Exercise prompt >> Write out every record below exactly as it appears.

Data items:
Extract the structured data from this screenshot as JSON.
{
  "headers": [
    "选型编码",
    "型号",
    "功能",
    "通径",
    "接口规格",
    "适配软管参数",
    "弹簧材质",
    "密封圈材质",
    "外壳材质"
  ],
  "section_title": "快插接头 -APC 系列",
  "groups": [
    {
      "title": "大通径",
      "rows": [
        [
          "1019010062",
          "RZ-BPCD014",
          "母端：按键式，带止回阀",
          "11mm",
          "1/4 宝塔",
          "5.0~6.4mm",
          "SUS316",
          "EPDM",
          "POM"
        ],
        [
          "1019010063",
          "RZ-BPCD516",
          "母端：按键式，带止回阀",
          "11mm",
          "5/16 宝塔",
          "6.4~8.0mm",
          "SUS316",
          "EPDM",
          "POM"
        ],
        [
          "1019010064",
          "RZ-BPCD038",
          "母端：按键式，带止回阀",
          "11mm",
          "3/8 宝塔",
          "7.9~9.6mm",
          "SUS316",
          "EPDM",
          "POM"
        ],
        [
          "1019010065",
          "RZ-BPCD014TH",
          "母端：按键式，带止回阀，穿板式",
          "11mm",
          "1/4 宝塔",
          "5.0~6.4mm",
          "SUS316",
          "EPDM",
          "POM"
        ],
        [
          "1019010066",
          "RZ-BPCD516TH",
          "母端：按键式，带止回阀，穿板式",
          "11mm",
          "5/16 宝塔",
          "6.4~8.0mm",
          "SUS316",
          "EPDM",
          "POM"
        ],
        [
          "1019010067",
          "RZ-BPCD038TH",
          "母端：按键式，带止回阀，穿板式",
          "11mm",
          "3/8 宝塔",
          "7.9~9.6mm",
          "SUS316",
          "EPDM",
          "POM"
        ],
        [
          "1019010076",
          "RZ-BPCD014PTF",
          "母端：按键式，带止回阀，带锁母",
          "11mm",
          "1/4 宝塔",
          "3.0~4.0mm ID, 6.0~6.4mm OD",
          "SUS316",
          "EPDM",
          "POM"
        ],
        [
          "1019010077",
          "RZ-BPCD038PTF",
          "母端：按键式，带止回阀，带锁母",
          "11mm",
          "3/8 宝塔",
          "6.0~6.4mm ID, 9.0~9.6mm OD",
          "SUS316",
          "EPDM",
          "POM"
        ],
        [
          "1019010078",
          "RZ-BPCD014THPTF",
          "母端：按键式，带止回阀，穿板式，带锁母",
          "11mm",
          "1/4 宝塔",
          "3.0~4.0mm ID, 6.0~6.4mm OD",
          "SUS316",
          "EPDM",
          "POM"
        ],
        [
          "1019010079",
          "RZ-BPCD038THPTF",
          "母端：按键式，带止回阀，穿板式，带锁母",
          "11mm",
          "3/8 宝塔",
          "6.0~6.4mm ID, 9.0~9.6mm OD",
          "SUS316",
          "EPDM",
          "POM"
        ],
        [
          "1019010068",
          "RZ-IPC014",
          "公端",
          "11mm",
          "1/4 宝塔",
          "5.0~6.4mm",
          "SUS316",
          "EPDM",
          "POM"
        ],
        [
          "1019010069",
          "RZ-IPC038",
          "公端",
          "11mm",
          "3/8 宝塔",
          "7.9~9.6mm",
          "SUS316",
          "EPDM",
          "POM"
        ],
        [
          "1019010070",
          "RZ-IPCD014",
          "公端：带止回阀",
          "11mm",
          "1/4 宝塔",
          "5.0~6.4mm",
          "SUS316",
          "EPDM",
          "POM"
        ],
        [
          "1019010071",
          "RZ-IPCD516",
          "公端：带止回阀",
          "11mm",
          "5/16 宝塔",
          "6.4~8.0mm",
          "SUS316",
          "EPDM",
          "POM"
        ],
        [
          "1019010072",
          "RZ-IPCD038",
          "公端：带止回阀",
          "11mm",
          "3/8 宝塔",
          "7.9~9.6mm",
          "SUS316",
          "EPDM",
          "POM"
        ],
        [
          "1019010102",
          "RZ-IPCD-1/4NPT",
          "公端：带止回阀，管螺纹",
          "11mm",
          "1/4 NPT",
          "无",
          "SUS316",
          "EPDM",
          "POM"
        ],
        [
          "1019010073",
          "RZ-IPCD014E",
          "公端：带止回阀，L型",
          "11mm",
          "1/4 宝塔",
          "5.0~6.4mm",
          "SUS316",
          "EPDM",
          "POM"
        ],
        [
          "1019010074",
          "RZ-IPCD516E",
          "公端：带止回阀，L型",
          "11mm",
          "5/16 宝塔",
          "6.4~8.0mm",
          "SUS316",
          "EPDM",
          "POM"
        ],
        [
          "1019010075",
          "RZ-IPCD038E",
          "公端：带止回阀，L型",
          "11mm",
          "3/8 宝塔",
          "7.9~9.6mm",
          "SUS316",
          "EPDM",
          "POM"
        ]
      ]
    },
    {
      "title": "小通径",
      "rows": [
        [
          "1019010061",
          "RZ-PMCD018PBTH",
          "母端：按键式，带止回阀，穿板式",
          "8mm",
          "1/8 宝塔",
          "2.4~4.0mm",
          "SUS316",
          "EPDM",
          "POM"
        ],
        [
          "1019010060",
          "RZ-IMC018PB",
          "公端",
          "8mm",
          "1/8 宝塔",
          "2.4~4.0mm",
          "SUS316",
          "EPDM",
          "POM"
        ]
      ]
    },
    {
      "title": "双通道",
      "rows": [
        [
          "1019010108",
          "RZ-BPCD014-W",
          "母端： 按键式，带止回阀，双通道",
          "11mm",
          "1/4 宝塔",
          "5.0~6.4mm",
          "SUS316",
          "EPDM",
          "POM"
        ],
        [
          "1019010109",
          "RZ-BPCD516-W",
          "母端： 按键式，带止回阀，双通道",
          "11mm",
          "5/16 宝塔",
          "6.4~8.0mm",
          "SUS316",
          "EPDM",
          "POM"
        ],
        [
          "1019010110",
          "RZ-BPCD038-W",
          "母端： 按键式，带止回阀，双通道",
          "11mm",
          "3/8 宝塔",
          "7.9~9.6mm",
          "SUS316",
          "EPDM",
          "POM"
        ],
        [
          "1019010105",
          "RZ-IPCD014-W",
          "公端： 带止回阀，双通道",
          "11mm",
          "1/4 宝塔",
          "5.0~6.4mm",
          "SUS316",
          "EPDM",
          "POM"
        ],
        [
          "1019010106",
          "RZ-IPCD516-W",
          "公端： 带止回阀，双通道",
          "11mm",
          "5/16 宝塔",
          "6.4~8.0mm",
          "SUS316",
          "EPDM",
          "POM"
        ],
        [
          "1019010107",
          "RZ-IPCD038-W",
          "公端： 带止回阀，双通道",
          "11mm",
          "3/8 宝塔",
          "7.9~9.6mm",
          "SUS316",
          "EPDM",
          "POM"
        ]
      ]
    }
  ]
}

Reply to the task >>
Extract the structured data from this screenshot as JSON.
{
  "headers": [
    "选型编码",
    "型号",
    "功能",
    "通径",
    "接口规格",
    "适配软管参数",
    "弹簧材质",
    "密封圈材质",
    "外壳材质"
  ],
  "section_title": "快插接头 -APC 系列",
  "groups": [
    {
      "title": "大通径",
      "rows": [
        [
          "1019010062",
          "RZ-BPCD014",
          "母端：按键式，带止回阀",
          "11mm",
          "1/4 宝塔",
          "5.0~6.4mm",
          "SUS316",
          "EPDM",
          "POM"
        ],
        [
          "1019010063",
          "RZ-BPCD516",
          "母端：按键式，带止回阀",
          "11mm",
          "5/16 宝塔",
          "6.4~8.0mm",
          "SUS316",
          "EPDM",
          "POM"
        ],
        [
          "1019010064",
          "RZ-BPCD038",
          "母端：按键式，带止回阀",
          "11mm",
          "3/8 宝塔",
          "7.9~9.6mm",
          "SUS316",
          "EPDM",
          "POM"
        ],
        [
          "1019010065",
          "RZ-BPCD014TH",
          "母端：按键式，带止回阀，穿板式",
          "11mm",
          "1/4 宝塔",
          "5.0~6.4mm",
          "SUS316",
          "EPDM",
          "POM"
        ],
        [
          "1019010066",
          "RZ-BPCD516TH",
          "母端：按键式，带止回阀，穿板式",
          "11mm",
          "5/16 宝塔",
          "6.4~8.0mm",
          "SUS316",
          "EPDM",
          "POM"
        ],
        [
          "1019010067",
          "RZ-BPCD038TH",
          "母端：按键式，带止回阀，穿板式",
          "11mm",
          "3/8 宝塔",
          "7.9~9.6mm",
          "SUS316",
          "EPDM",
          "POM"
        ],
        [
          "1019010076",
          "RZ-BPCD014PTF",
          "母端：按键式，带止回阀，带锁母",
          "11mm",
          "1/4 宝塔",
          "3.0~4.0mm ID, 6.0~6.4mm OD",
          "SUS316",
          "EPDM",
          "POM"
        ],
        [
          "1019010077",
          "RZ-BPCD038PTF",
          "母端：按键式，带止回阀，带锁母",
          "11mm",
          "3/8 宝塔",
          "6.0~6.4mm ID, 9.0~9.6mm OD",
          "SUS316",
          "EPDM",
          "POM"
        ],
        [
          "1019010078",
          "RZ-BPCD014THPTF",
          "母端：按键式，带止回阀，穿板式，带锁母",
          "11mm",
          "1/4 宝塔",
          "3.0~4.0mm ID, 6.0~6.4mm OD",
          "SUS316",
          "EPDM",
          "POM"
        ],
        [
          "1019010079",
          "RZ-BPCD038THPTF",
          "母端：按键式，带止回阀，穿板式，带锁母",
          "11mm",
          "3/8 宝塔",
          "6.0~6.4mm ID, 9.0~9.6mm OD",
          "SUS316",
          "EPDM",
          "POM"
        ],
        [
          "1019010068",
          "RZ-IPC014",
          "公端",
          "11mm",
          "1/4 宝塔",
          "5.0~6.4mm",
          "SUS316",
          "EPDM",
          "POM"
        ],
        [
          "1019010069",
          "RZ-IPC038",
          "公端",
          "11mm",
          "3/8 宝塔",
          "7.9~9.6mm",
          "SUS316",
          "EPDM",
          "POM"
        ],
        [
          "1019010070",
          "RZ-IPCD014",
          "公端：带止回阀",
          "11mm",
          "1/4 宝塔",
          "5.0~6.4mm",
          "SUS316",
          "EPDM",
          "POM"
        ],
        [
          "1019010071",
          "RZ-IPCD516",
          "公端：带止回阀",
          "11mm",
          "5/16 宝塔",
          "6.4~8.0mm",
          "SUS316",
          "EPDM",
          "POM"
        ],
        [
          "1019010072",
          "RZ-IPCD038",
          "公端：带止回阀",
          "11mm",
          "3/8 宝塔",
          "7.9~9.6mm",
          "SUS316",
          "EPDM",
          "POM"
        ],
        [
          "1019010102",
          "RZ-IPCD-1/4NPT",
          "公端：带止回阀，管螺纹",
          "11mm",
          "1/4 NPT",
          "无",
          "SUS316",
          "EPDM",
          "POM"
        ],
        [
          "1019010073",
          "RZ-IPCD014E",
          "公端：带止回阀，L型",
          "11mm",
          "1/4 宝塔",
          "5.0~6.4mm",
          "SUS316",
          "EPDM",
          "POM"
        ],
        [
          "1019010074",
          "RZ-IPCD516E",
          "公端：带止回阀，L型",
          "11mm",
          "5/16 宝塔",
          "6.4~8.0mm",
          "SUS316",
          "EPDM",
          "POM"
        ],
        [
          "1019010075",
          "RZ-IPCD038E",
          "公端：带止回阀，L型",
          "11mm",
          "3/8 宝塔",
          "7.9~9.6mm",
          "SUS316",
          "EPDM",
          "POM"
        ]
      ]
    },
    {
      "title": "小通径",
      "rows": [
        [
          "1019010061",
          "RZ-PMCD018PBTH",
          "母端：按键式，带止回阀，穿板式",
          "8mm",
          "1/8 宝塔",
          "2.4~4.0mm",
          "SUS316",
          "EPDM",
          "POM"
        ],
        [
          "1019010060",
          "RZ-IMC018PB",
          "公端",
          "8mm",
          "1/8 宝塔",
          "2.4~4.0mm",
          "SUS316",
          "EPDM",
          "POM"
        ]
      ]
    },
    {
      "title": "双通道",
      "rows": [
        [
          "1019010108",
          "RZ-BPCD014-W",
          "母端： 按键式，带止回阀，双通道",
          "11mm",
          "1/4 宝塔",
          "5.0~6.4mm",
          "SUS316",
          "EPDM",
          "POM"
        ],
        [
          "1019010109",
          "RZ-BPCD516-W",
          "母端： 按键式，带止回阀，双通道",
          "11mm",
          "5/16 宝塔",
          "6.4~8.0mm",
          "SUS316",
          "EPDM",
          "POM"
        ],
        [
          "1019010110",
          "RZ-BPCD038-W",
          "母端： 按键式，带止回阀，双通道",
          "11mm",
          "3/8 宝塔",
          "7.9~9.6mm",
          "SUS316",
          "EPDM",
          "POM"
        ],
        [
          "1019010105",
          "RZ-IPCD014-W",
          "公端： 带止回阀，双通道",
          "11mm",
          "1/4 宝塔",
          "5.0~6.4mm",
          "SUS316",
          "EPDM",
          "POM"
        ],
        [
          "1019010106",
          "RZ-IPCD516-W",
          "公端： 带止回阀，双通道",
          "11mm",
          "5/16 宝塔",
          "6.4~8.0mm",
          "SUS316",
          "EPDM",
          "POM"
        ],
        [
          "1019010107",
          "RZ-IPCD038-W",
          "公端： 带止回阀，双通道",
          "11mm",
          "3/8 宝塔",
          "7.9~9.6mm",
          "SUS316",
          "EPDM",
          "POM"
        ]
      ]
    }
  ]
}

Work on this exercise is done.